The IMF published its report on reviewing the Saudi economic performance, which was conducted last July. The report came with positive expectations for most of the main economic indicators supported by the economic reforms implemented by the Saudi government.
Despite CPI (Consumer Price Index) inflation having increased in recent months – with the introduction of the VAT and higher gasoline and electricity prices, with a forecast at 3% this year – the IMF’s report predicts inflation to stabilize at around 2% over the medium term. The fiscal deficit is projected to continue to narrow, from 9.3% of GDP in 2017 to 4.6% of GDP in 2018 and then further to 1.7 & of GDP next year.
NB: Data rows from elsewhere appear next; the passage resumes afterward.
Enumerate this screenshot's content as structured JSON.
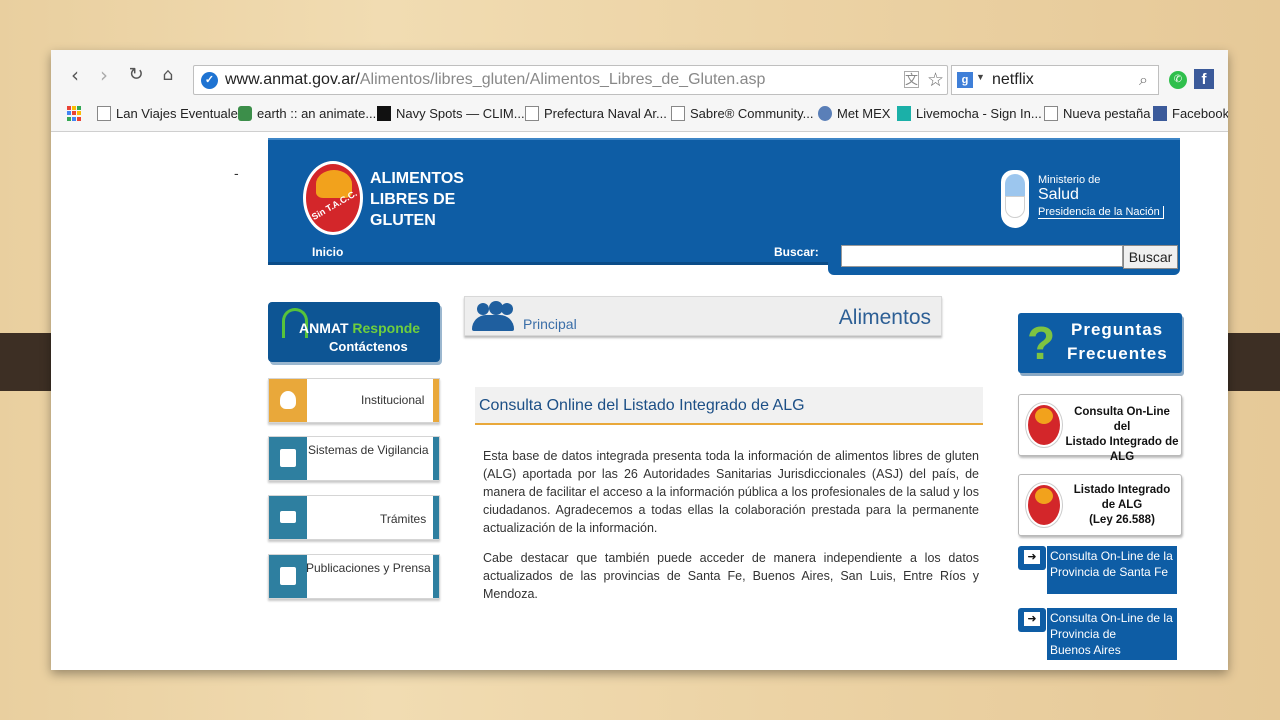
{
  "browser": {
    "url_host": "www.anmat.gov.ar/",
    "url_path": "Alimentos/libres_gluten/Alimentos_Libres_de_Gluten.asp",
    "search_value": "netflix",
    "bookmarks": [
      "Lan Viajes Eventuales",
      "earth :: an animate...",
      "Navy Spots — CLIM...",
      "Prefectura Naval Ar...",
      "Sabre® Community...",
      "Met MEX",
      "Livemocha - Sign In...",
      "Nueva pestaña",
      "Facebook"
    ]
  },
  "header": {
    "dash": "-",
    "logo_text": "Sin T.A.C.C.",
    "title_lines": [
      "ALIMENTOS",
      "LIBRES DE",
      "GLUTEN"
    ],
    "ministerio_l1": "Ministerio de",
    "ministerio_l2": "Salud",
    "ministerio_l3": "Presidencia de la Nación",
    "nav_inicio": "Inicio",
    "nav_buscar": "Buscar:",
    "search_button": "Buscar"
  },
  "left": {
    "anmat_l1a": "ANMAT ",
    "anmat_l1b": "Responde",
    "anmat_l2": "Contáctenos",
    "menu": [
      {
        "label": "Institucional",
        "color": "#e9a83a"
      },
      {
        "label": "Sistemas de Vigilancia",
        "color": "#2e7fa0"
      },
      {
        "label": "Trámites",
        "color": "#2e7fa0"
      },
      {
        "label": "Publicaciones y Prensa",
        "color": "#2e7fa0"
      }
    ]
  },
  "center": {
    "principal": "Principal",
    "section": "Alimentos",
    "consulta_title": "Consulta Online del Listado Integrado de ALG",
    "paragraph1": "Esta base de datos integrada presenta toda la información de alimentos libres de gluten (ALG) aportada por las 26 Autoridades Sanitarias Jurisdiccionales (ASJ) del país, de manera de facilitar el acceso a la información pública a los profesionales de la salud y los ciudadanos. Agradecemos a todas ellas la colaboración prestada para la permanente actualización de la información.",
    "paragraph2": "Cabe destacar que también puede acceder de manera independiente a los datos actualizados de las provincias de Santa Fe, Buenos Aires, San Luis, Entre Ríos y Mendoza."
  },
  "right": {
    "faq_q": "?",
    "faq_l1": "Preguntas",
    "faq_l2": "Frecuentes",
    "alg1": [
      "Consulta On-Line del",
      "Listado Integrado de",
      "ALG"
    ],
    "alg2": [
      "Listado Integrado",
      "de ALG",
      "(Ley 26.588)"
    ],
    "prov1": [
      "Consulta On-Line de la",
      "Provincia de Santa Fe"
    ],
    "prov2": [
      "Consulta On-Line de la",
      "Provincia de",
      "Buenos Aires"
    ]
  },
  "colors": {
    "header_blue": "#0e5da5",
    "accent_orange": "#e9a83a",
    "anmat_green": "#6fcf3d"
  }
}
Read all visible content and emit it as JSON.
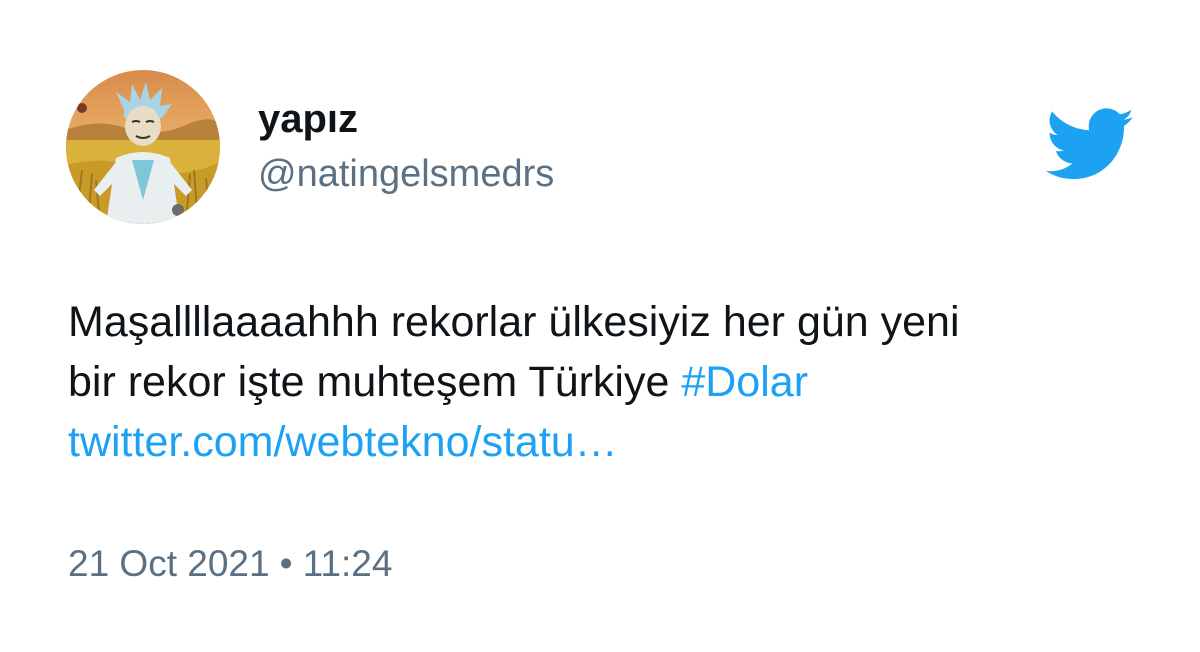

While the budget deficit is expected to decline to 5.1% in 2020, down from 6.5% in 2019.
In terms of growth, the IMF expected GDP growth to rise to 3% in 2020, after a limited decline this year to 1.9%.
In terms of revenues, the IMF forecast the revenues to reach 33.2% of GDP this year and next, up from 30.9% in 2018.
IMF has advised Saudi Arabia to consider raising its VAT to 10% from its current 5%, improving its fiscal position amid falling oil prices.
The report also reviewed economic reforms aimed at revitalizing the private sector, which included reforming legal frameworks related to the business environment and industrial policies as well as reforms of financial markets, which led to the revival of the non-oil economy, which is expected to grow by 2.9% this year.
The Fund also praised fiscal reforms including the introduction of VAT and energy price reform.
In its report, the IMF clearly pointed to reforms that are beginning to bear fruit, but at the same time it noted that volatile global oil prices and risks to the global economy will continue to represent sources of risk for the Saudi economy.